Manto never perceived himself to be an activist. He in fact says that ‘as much as Gandhi has to do with films I had to do with politics’. He didn’t feel that he was political and yet he was actually extremely political in all his writings. According to him, what political meant was to understand why things happen the way they happen. In today’s times, we can see this all around – censorship, people who are self-censoring to avoid trouble or moral policing where some group decides that something is hurting their sentiments.

And that is what Manto fought against. He was tried for obscenity six times – three times by the British government and three times by the Pakistani government, just because he wrote about the sex workers. There are a lot of interesting essays.
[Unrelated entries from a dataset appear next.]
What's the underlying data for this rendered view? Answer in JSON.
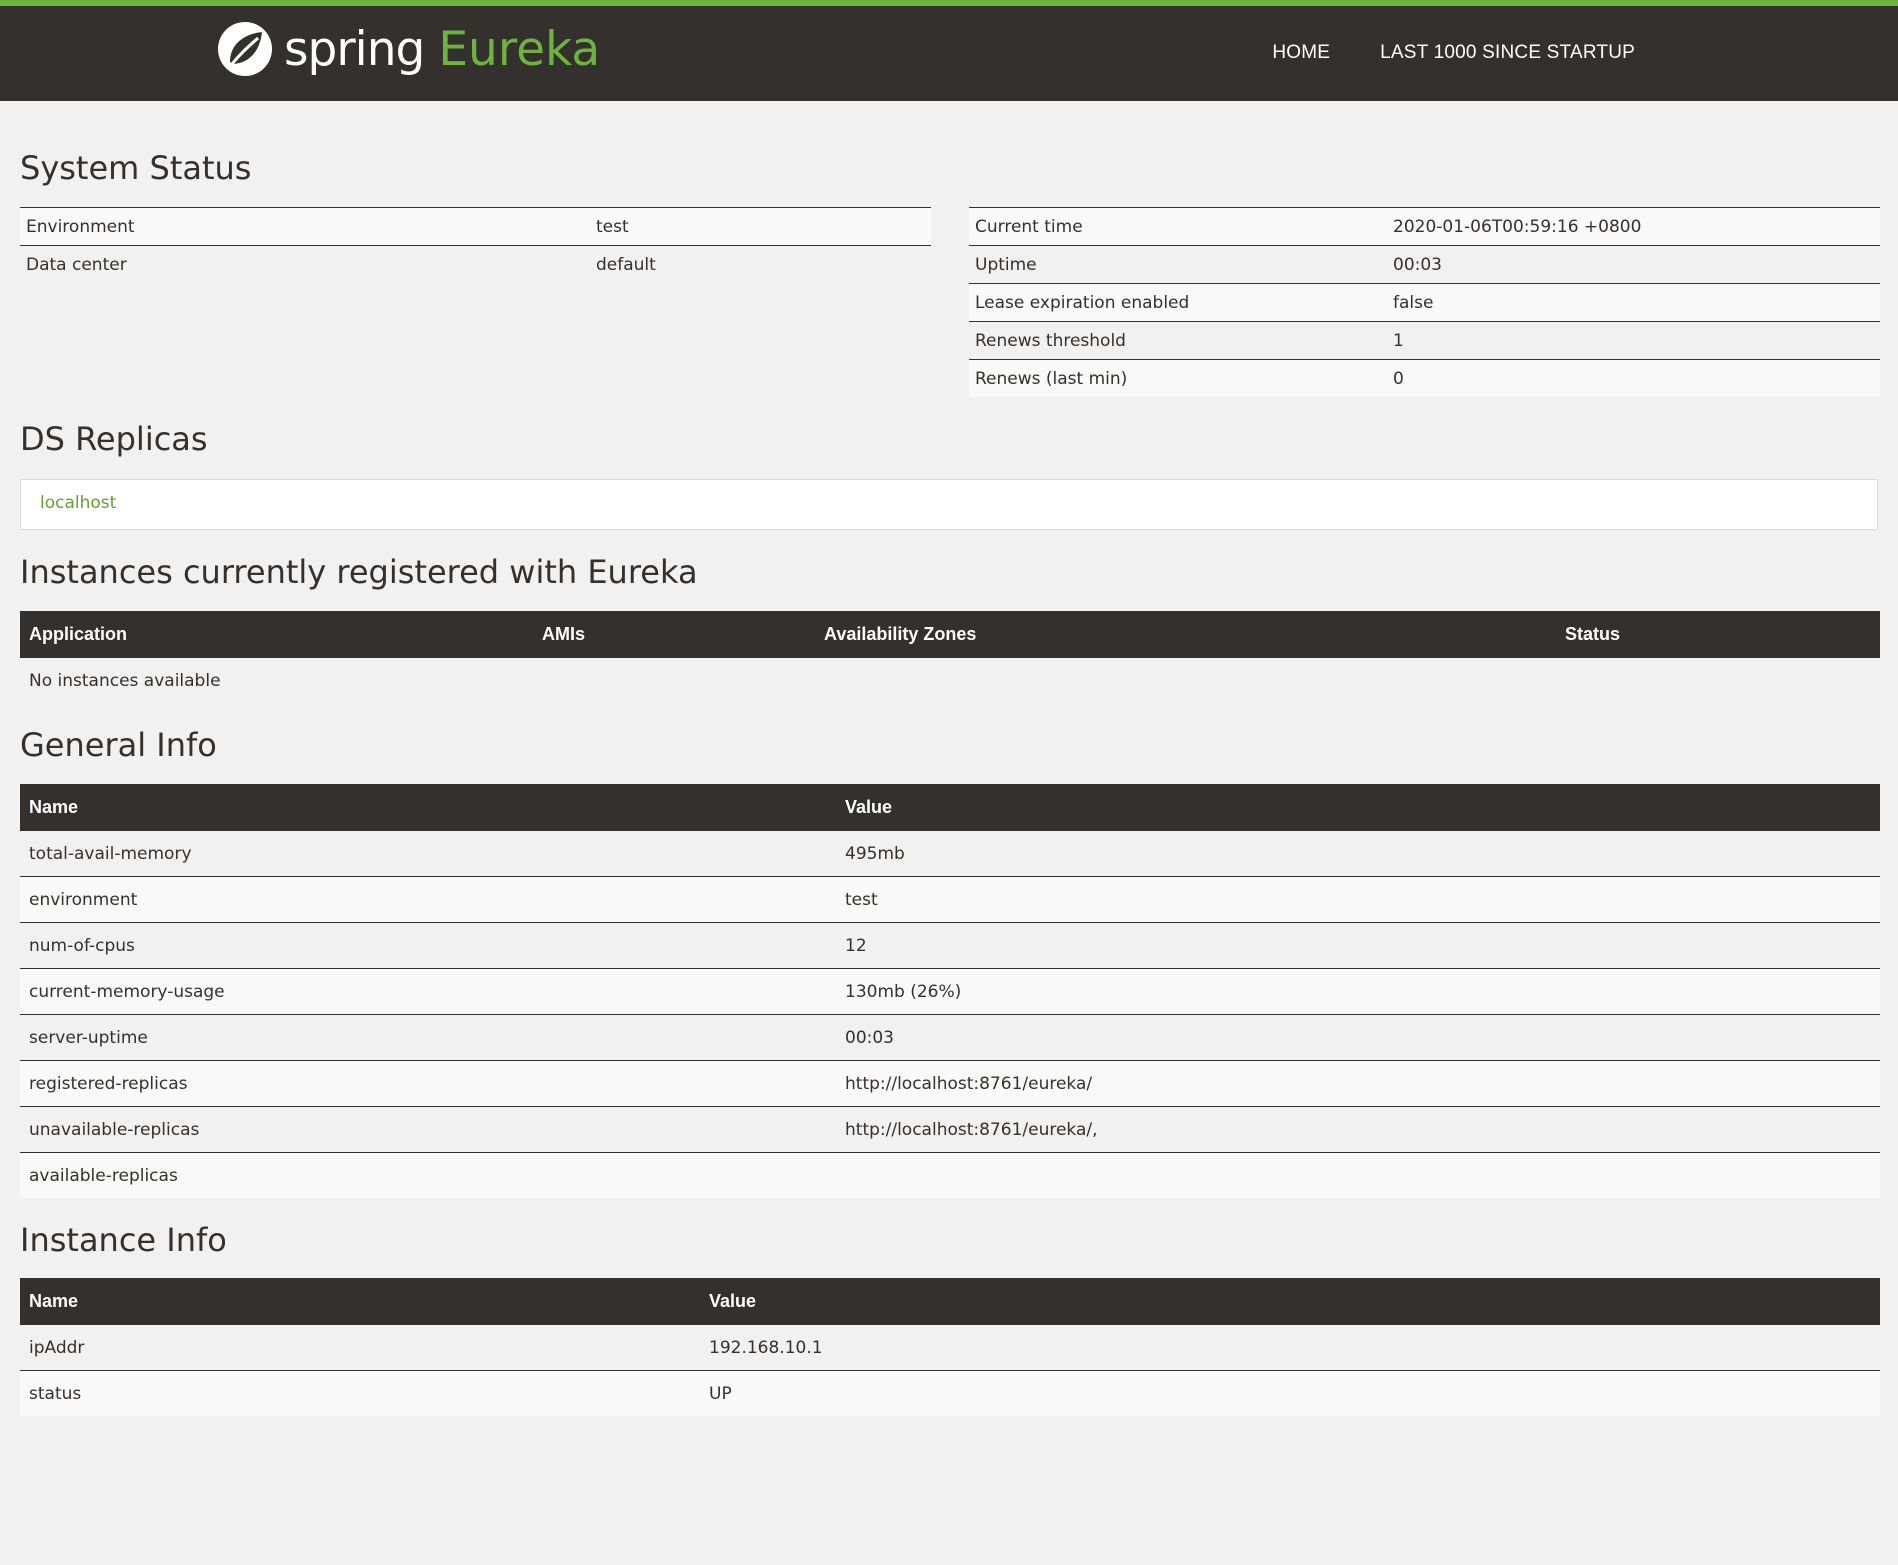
{
  "header": {
    "brand_word1": "spring",
    "brand_word2": "Eureka",
    "nav": [
      "HOME",
      "LAST 1000 SINCE STARTUP"
    ]
  },
  "system_status": {
    "title": "System Status",
    "left": [
      {
        "label": "Environment",
        "value": "test"
      },
      {
        "label": "Data center",
        "value": "default"
      }
    ],
    "right": [
      {
        "label": "Current time",
        "value": "2020-01-06T00:59:16 +0800"
      },
      {
        "label": "Uptime",
        "value": "00:03"
      },
      {
        "label": "Lease expiration enabled",
        "value": "false"
      },
      {
        "label": "Renews threshold",
        "value": "1"
      },
      {
        "label": "Renews (last min)",
        "value": "0"
      }
    ]
  },
  "ds_replicas": {
    "title": "DS Replicas",
    "items": [
      "localhost"
    ]
  },
  "instances": {
    "title": "Instances currently registered with Eureka",
    "columns": [
      "Application",
      "AMIs",
      "Availability Zones",
      "Status"
    ],
    "empty_text": "No instances available"
  },
  "general_info": {
    "title": "General Info",
    "columns": [
      "Name",
      "Value"
    ],
    "rows": [
      {
        "name": "total-avail-memory",
        "value": "495mb"
      },
      {
        "name": "environment",
        "value": "test"
      },
      {
        "name": "num-of-cpus",
        "value": "12"
      },
      {
        "name": "current-memory-usage",
        "value": "130mb (26%)"
      },
      {
        "name": "server-uptime",
        "value": "00:03"
      },
      {
        "name": "registered-replicas",
        "value": "http://localhost:8761/eureka/"
      },
      {
        "name": "unavailable-replicas",
        "value": "http://localhost:8761/eureka/,"
      },
      {
        "name": "available-replicas",
        "value": ""
      }
    ]
  },
  "instance_info": {
    "title": "Instance Info",
    "columns": [
      "Name",
      "Value"
    ],
    "rows": [
      {
        "name": "ipAddr",
        "value": "192.168.10.1"
      },
      {
        "name": "status",
        "value": "UP"
      }
    ]
  },
  "colors": {
    "accent": "#6db33f",
    "header_bg": "#34302d",
    "page_bg": "#f1f1f1"
  }
}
We also have scenes in the film showing the way people attacked him saying that what he wrote was obscene and pornographic and how he defended literature, as his writing was not meant to titillate somebody. His writing tried to understand and empathize with people who are on the margins of society. It was about those people who nobody wants to write about. In fact he also says that if you can’t bear my stories it is only because we live in unbearable times. The stories only reflected what happened in society. So I think it is relevant not just in our South Asian sub-continent but also around the world. Artists, writers, freethinkers, rationalists are all being attacked in some form or the other and are being silenced. Any society grows and develops when you have people speaking up the truth and thinking differently. And if you silence them then what hope do we have?

On Manto being labeled a mainstream or an art film: 

I do not like to label films as mainstream or art. And at the end, this film is an artistic expression. Manto was a great writer, and his story will reach out to millions because I think it is very relevant to our times, for multiple reasons. We are still grappling with issues like freedom of expression and struggles of identity. Also we don’t know many of our own writers, artists, scientists, and through them the history of our country and times they lived in. I think people in our country and globally, will connect to the story, as at the end of it all, it is a human story of struggle and courage and the will to speak out and be your own self – something we all struggle with. 

(This interview was first published in Air Vistara’s inflight magazine, Vistara, in April 2018)